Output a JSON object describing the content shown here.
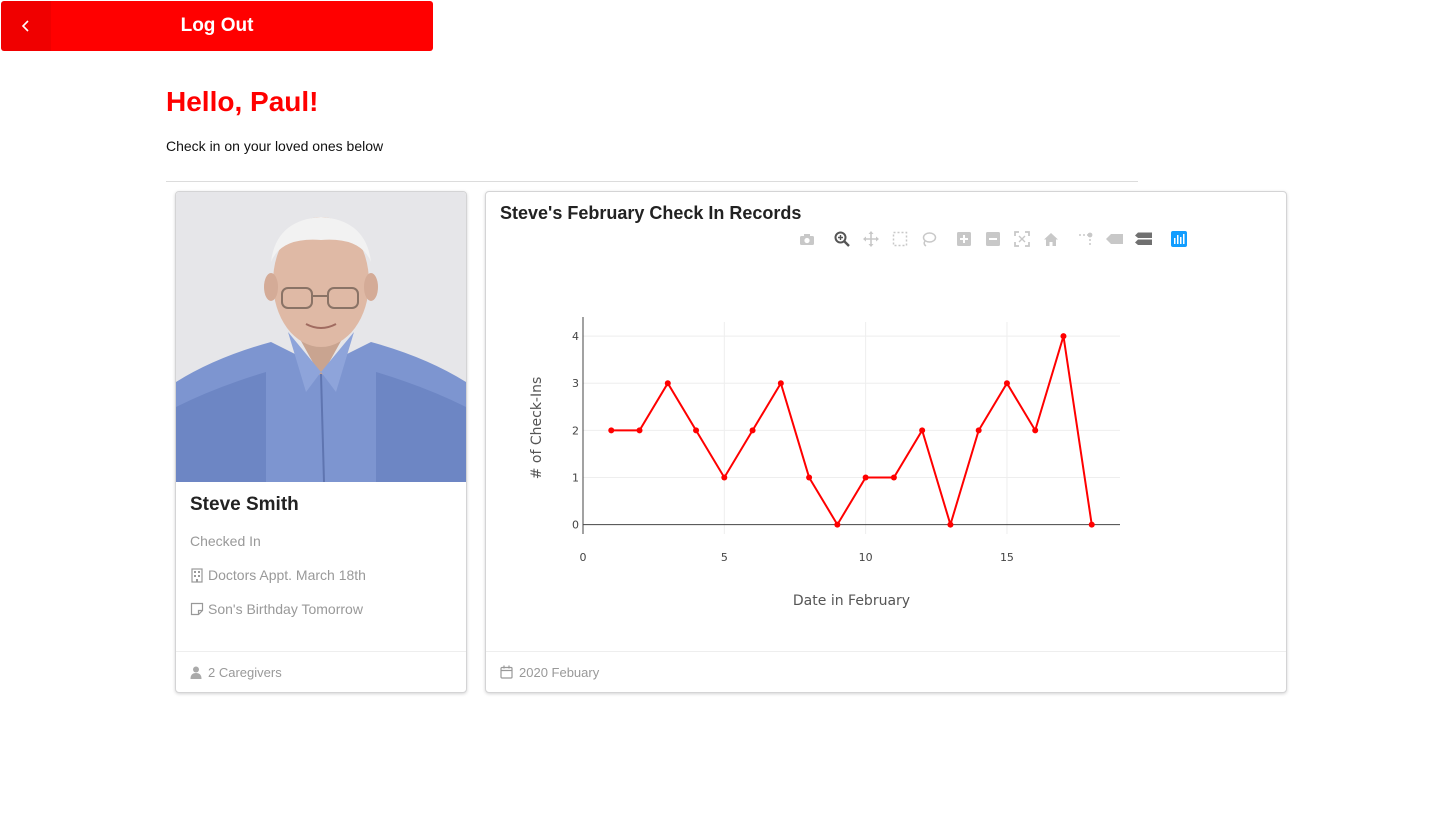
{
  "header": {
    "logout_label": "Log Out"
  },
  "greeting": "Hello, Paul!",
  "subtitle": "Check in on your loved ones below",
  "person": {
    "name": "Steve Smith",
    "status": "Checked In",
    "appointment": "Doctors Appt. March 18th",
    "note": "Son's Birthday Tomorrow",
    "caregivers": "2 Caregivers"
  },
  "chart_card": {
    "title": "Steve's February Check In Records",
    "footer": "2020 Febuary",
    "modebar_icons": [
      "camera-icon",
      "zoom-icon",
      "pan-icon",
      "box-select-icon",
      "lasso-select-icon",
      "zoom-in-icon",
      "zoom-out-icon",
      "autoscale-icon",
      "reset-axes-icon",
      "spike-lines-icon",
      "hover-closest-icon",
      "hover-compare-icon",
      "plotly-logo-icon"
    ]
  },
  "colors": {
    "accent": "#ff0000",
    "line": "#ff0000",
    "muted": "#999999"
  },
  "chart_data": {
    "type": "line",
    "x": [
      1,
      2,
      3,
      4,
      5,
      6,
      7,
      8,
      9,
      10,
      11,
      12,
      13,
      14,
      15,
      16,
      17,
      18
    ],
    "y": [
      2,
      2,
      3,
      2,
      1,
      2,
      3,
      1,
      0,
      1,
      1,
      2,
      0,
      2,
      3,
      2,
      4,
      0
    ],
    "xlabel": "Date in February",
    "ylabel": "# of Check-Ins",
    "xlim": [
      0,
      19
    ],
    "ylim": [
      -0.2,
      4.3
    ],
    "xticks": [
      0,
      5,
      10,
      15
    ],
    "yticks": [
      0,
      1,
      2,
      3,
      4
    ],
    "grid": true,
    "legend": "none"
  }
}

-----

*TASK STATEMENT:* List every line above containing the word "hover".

*FINISHED EXERCISE:*
      "hover-closest-icon",
      "hover-compare-icon",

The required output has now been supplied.